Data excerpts
^^^^
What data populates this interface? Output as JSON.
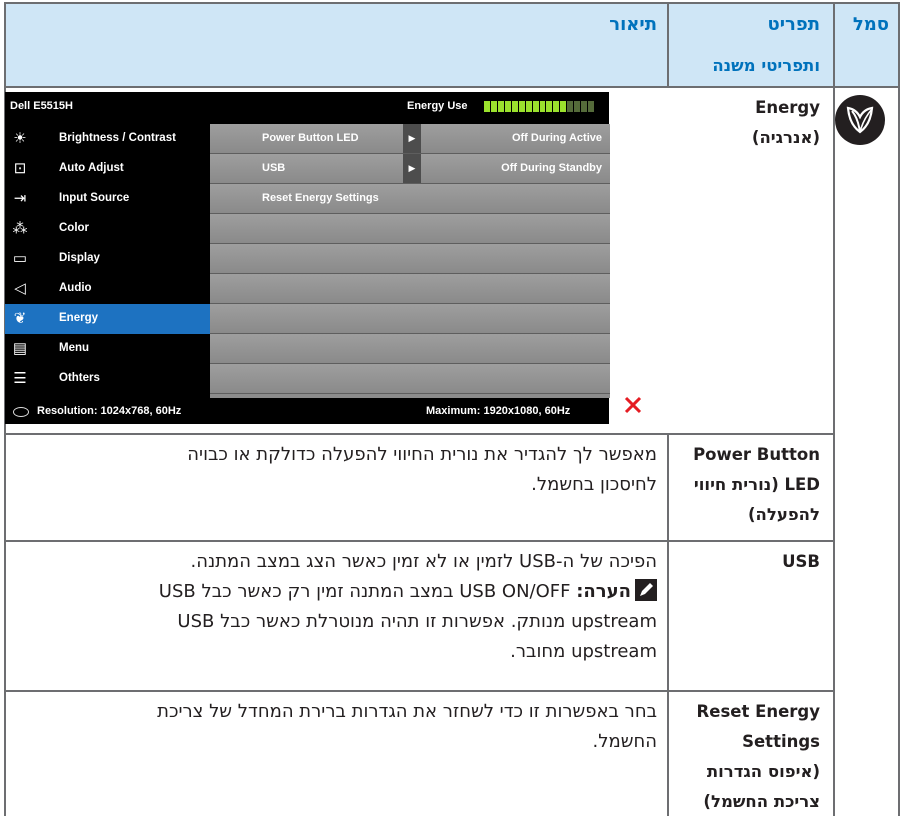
{
  "header": {
    "col_symbol": "סמל",
    "col_menu": "תפריט",
    "col_submenu": "ותפריטי משנה",
    "col_description": "תיאור"
  },
  "rows": [
    {
      "feature_lines": [
        "Energy",
        "(אנרגיה)"
      ]
    },
    {
      "feature_lines": [
        "Power Button",
        "LED (נורית חיווי",
        "להפעלה)"
      ],
      "desc_lines": [
        "מאפשר לך להגדיר את נורית החיווי להפעלה כדולקת או כבויה",
        "לחיסכון בחשמל."
      ]
    },
    {
      "feature_lines": [
        "USB"
      ],
      "desc_lines": [
        "הפיכה של ה-USB לזמין או לא זמין כאשר הצג במצב המתנה."
      ],
      "note_label": "הערה:",
      "note_icon": "pencil-icon",
      "note_lines": [
        "USB ON/OFF במצב המתנה זמין רק כאשר כבל USB",
        "upstream מנותק. אפשרות זו תהיה מנוטרלת כאשר כבל USB",
        "upstream מחובר."
      ]
    },
    {
      "feature_lines": [
        "Reset Energy",
        "Settings",
        "(איפוס הגדרות",
        "צריכת החשמל)"
      ],
      "desc_lines": [
        "בחר באפשרות זו כדי לשחזר את הגדרות ברירת המחדל של צריכת",
        "החשמל."
      ]
    }
  ],
  "osd": {
    "model": "Dell E5515H",
    "energy_use_label": "Energy Use",
    "energy_meter_level": 0.78,
    "menu_items": [
      {
        "label": "Brightness / Contrast",
        "icon": "brightness-icon"
      },
      {
        "label": "Auto Adjust",
        "icon": "auto-adjust-icon"
      },
      {
        "label": "Input Source",
        "icon": "input-source-icon"
      },
      {
        "label": "Color",
        "icon": "color-icon"
      },
      {
        "label": "Display",
        "icon": "display-icon"
      },
      {
        "label": "Audio",
        "icon": "audio-icon"
      },
      {
        "label": "Energy",
        "icon": "energy-icon",
        "selected": true
      },
      {
        "label": "Menu",
        "icon": "menu-icon"
      },
      {
        "label": "Othters",
        "icon": "others-icon"
      }
    ],
    "submenu_rows": [
      {
        "label": "Power Button LED",
        "has_arrow": true,
        "value": "Off During Active"
      },
      {
        "label": "USB",
        "has_arrow": true,
        "value": "Off During Standby"
      },
      {
        "label": "Reset Energy Settings",
        "has_arrow": false,
        "value": ""
      }
    ],
    "resolution": "Resolution: 1024x768, 60Hz",
    "maximum": "Maximum: 1920x1080, 60Hz",
    "nav_buttons": [
      "up-icon",
      "down-icon",
      "right-arrow-icon",
      "close-icon"
    ],
    "colors": {
      "selected": "#1d72c1",
      "meter_on": "#9be22d",
      "close": "#e51c23"
    }
  },
  "colors": {
    "header_bg": "#cfe6f6",
    "header_text": "#0072bc",
    "grid_line": "#6d6e71"
  }
}
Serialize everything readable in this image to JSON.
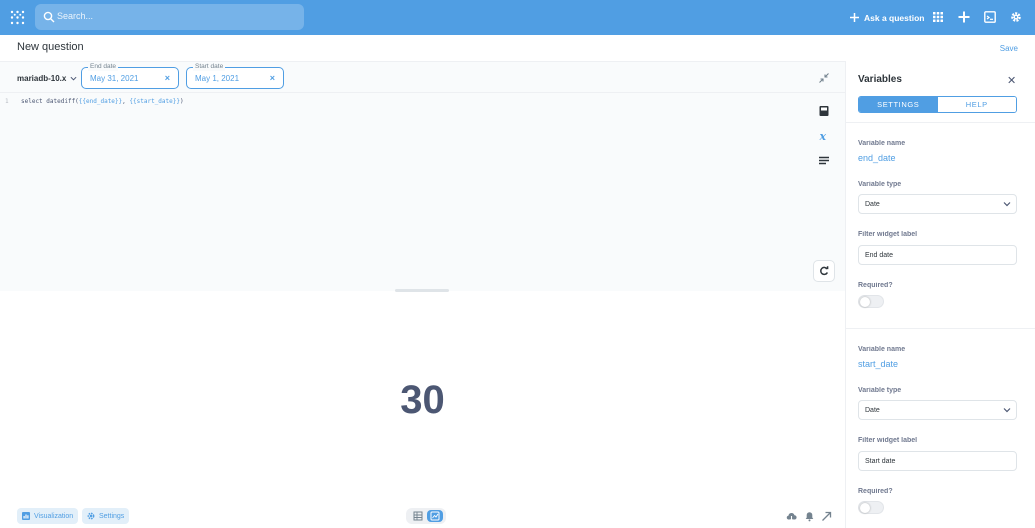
{
  "nav": {
    "search_placeholder": "Search...",
    "ask_label": "Ask a question"
  },
  "header": {
    "title": "New question",
    "save_label": "Save"
  },
  "editor": {
    "database": "mariadb-10.x",
    "params": [
      {
        "label": "End date",
        "value": "May 31, 2021"
      },
      {
        "label": "Start date",
        "value": "May 1, 2021"
      }
    ],
    "line_number": "1",
    "code_prefix": "select datediff(",
    "code_var1": "{{end_date}}",
    "code_mid": ", ",
    "code_var2": "{{start_date}}",
    "code_suffix": ")"
  },
  "result": {
    "value": "30"
  },
  "footer": {
    "visualization_label": "Visualization",
    "settings_label": "Settings"
  },
  "panel": {
    "title": "Variables",
    "tabs": [
      {
        "label": "SETTINGS"
      },
      {
        "label": "HELP"
      }
    ],
    "variables": [
      {
        "name_label": "Variable name",
        "name": "end_date",
        "type_label": "Variable type",
        "type": "Date",
        "widget_label_caption": "Filter widget label",
        "widget_label": "End date",
        "required_label": "Required?"
      },
      {
        "name_label": "Variable name",
        "name": "start_date",
        "type_label": "Variable type",
        "type": "Date",
        "widget_label_caption": "Filter widget label",
        "widget_label": "Start date",
        "required_label": "Required?"
      }
    ]
  },
  "colors": {
    "brand": "#509ee3",
    "text": "#4c5773"
  }
}
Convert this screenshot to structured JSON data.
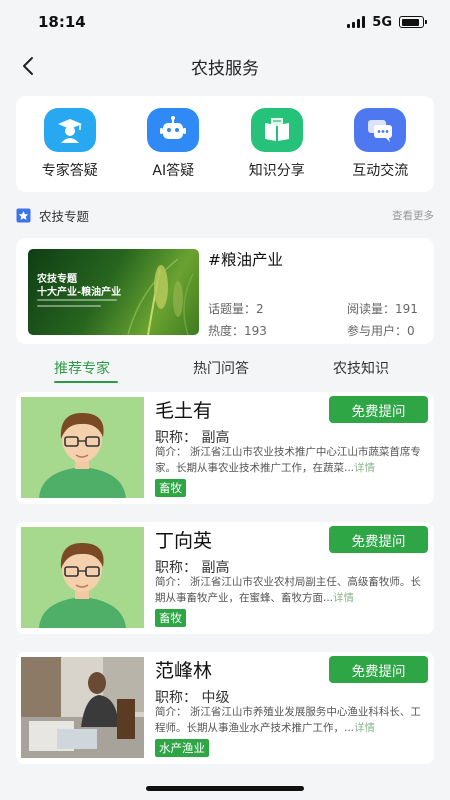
{
  "status_bar": {
    "time": "18:14",
    "network": "5G",
    "battery_level": 0.85
  },
  "nav": {
    "title": "农技服务"
  },
  "services": [
    {
      "label": "专家答疑",
      "icon": "expert-icon",
      "color": "#29a8f2"
    },
    {
      "label": "AI答疑",
      "icon": "robot-icon",
      "color": "#2f8af5"
    },
    {
      "label": "知识分享",
      "icon": "book-icon",
      "color": "#27c27a"
    },
    {
      "label": "互动交流",
      "icon": "chat-icon",
      "color": "#4e78f0"
    }
  ],
  "topics": {
    "title": "农技专题",
    "more": "查看更多",
    "card": {
      "banner_line1": "农技专题",
      "banner_line2": "十大产业-粮油产业",
      "name": "#粮油产业",
      "questions_label": "话题量：",
      "questions": "2",
      "reads_label": "阅读量：",
      "reads": "191",
      "heat_label": "热度：",
      "heat": "193",
      "users_label": "参与用户：",
      "users": "0"
    }
  },
  "tabs": [
    "推荐专家",
    "热门问答",
    "农技知识"
  ],
  "active_tab": 0,
  "ask_label": "免费提问",
  "title_label": "职称：",
  "intro_label": "简介：",
  "detail_label": "详情",
  "experts": [
    {
      "name": "毛土有",
      "title": "副高",
      "intro": "浙江省江山市农业技术推广中心江山市蔬菜首席专家。长期从事农业技术推广工作，在蔬菜...",
      "tag": "畜牧"
    },
    {
      "name": "丁向英",
      "title": "副高",
      "intro": "浙江省江山市农业农村局副主任、高级畜牧师。长期从事畜牧产业，在蜜蜂、畜牧方面...",
      "tag": "畜牧"
    },
    {
      "name": "范峰林",
      "title": "中级",
      "intro": "浙江省江山市养殖业发展服务中心渔业科科长、工程师。长期从事渔业水产技术推广工作，...",
      "tag": "水产渔业"
    }
  ],
  "colors": {
    "accent": "#2ea646",
    "tab_active": "#2e9b47",
    "avatar_bg": "#a6d88e"
  }
}
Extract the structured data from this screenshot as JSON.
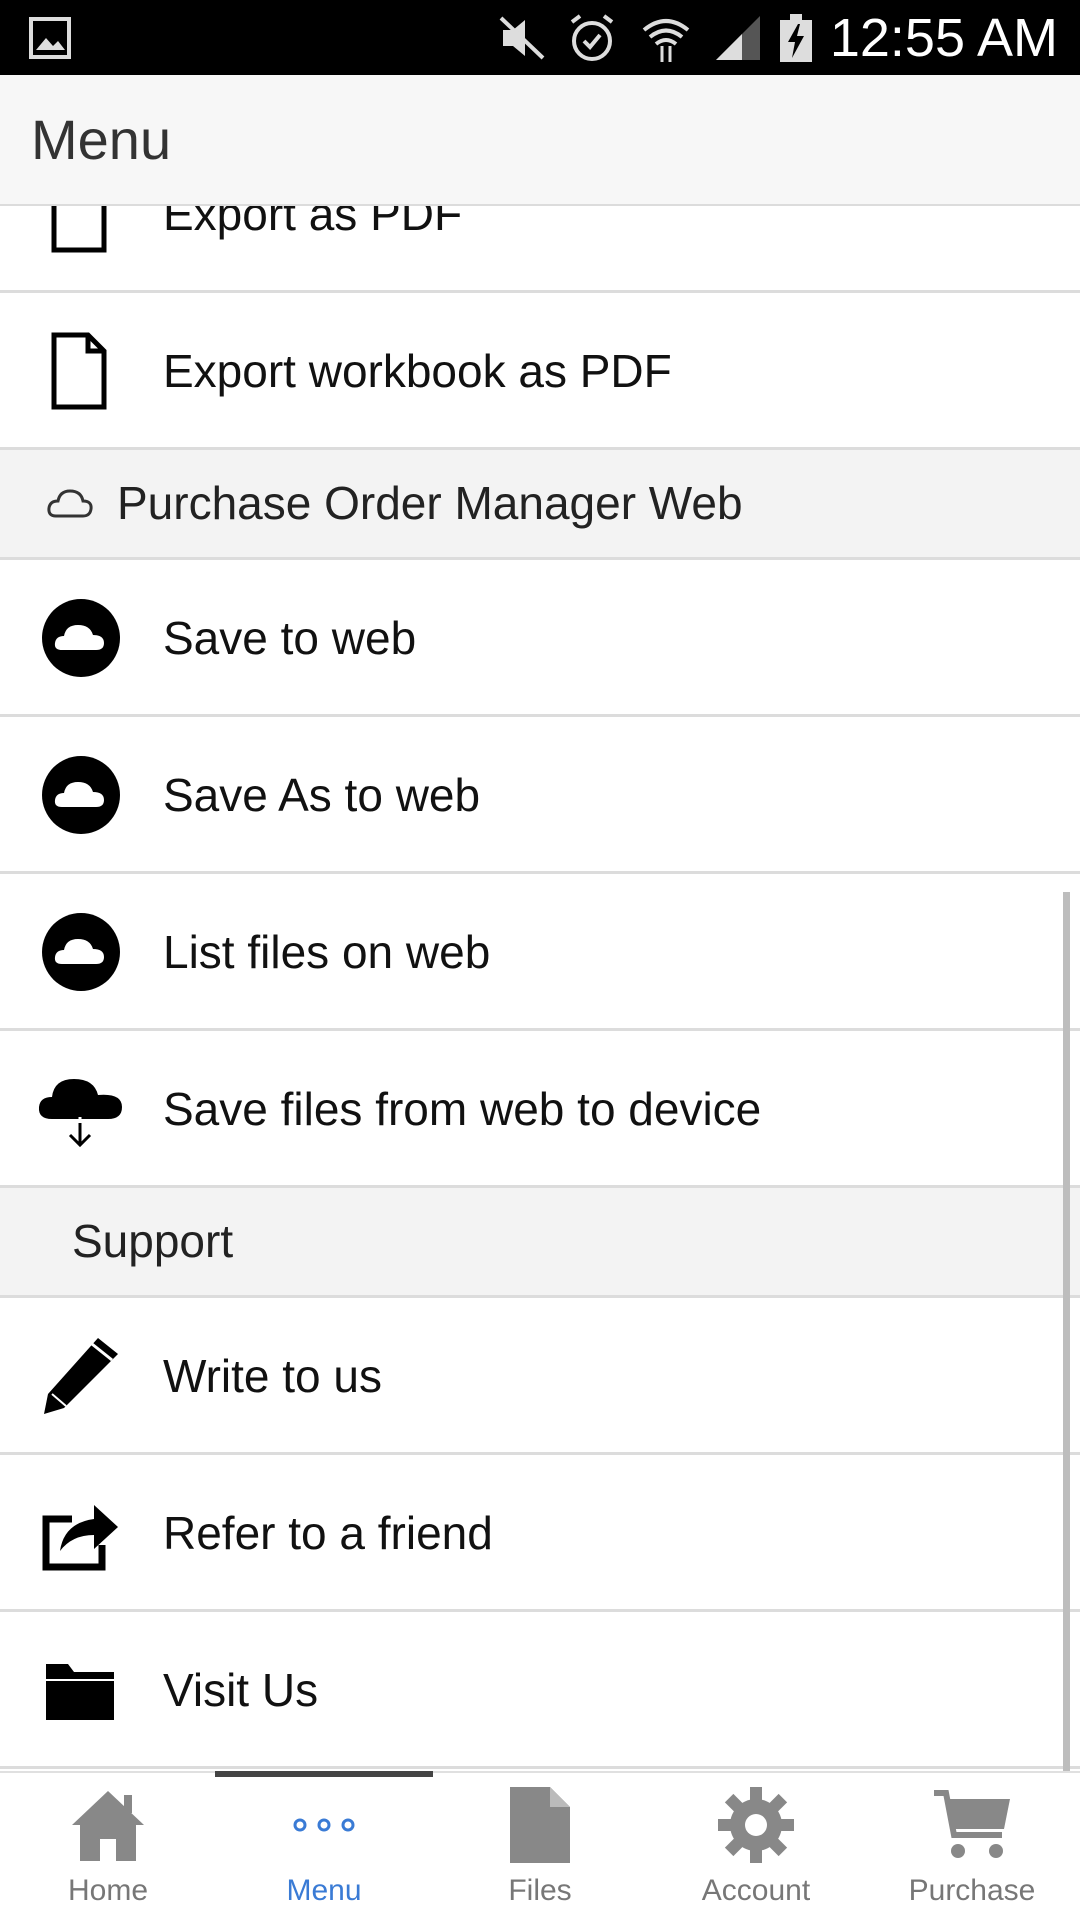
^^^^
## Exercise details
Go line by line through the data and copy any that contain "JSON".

## Your response
What data populates this interface? Output as JSON.
Serialize everything readable in this image to JSON.
Convert this screenshot to structured JSON data.
Extract the structured data from this screenshot as JSON.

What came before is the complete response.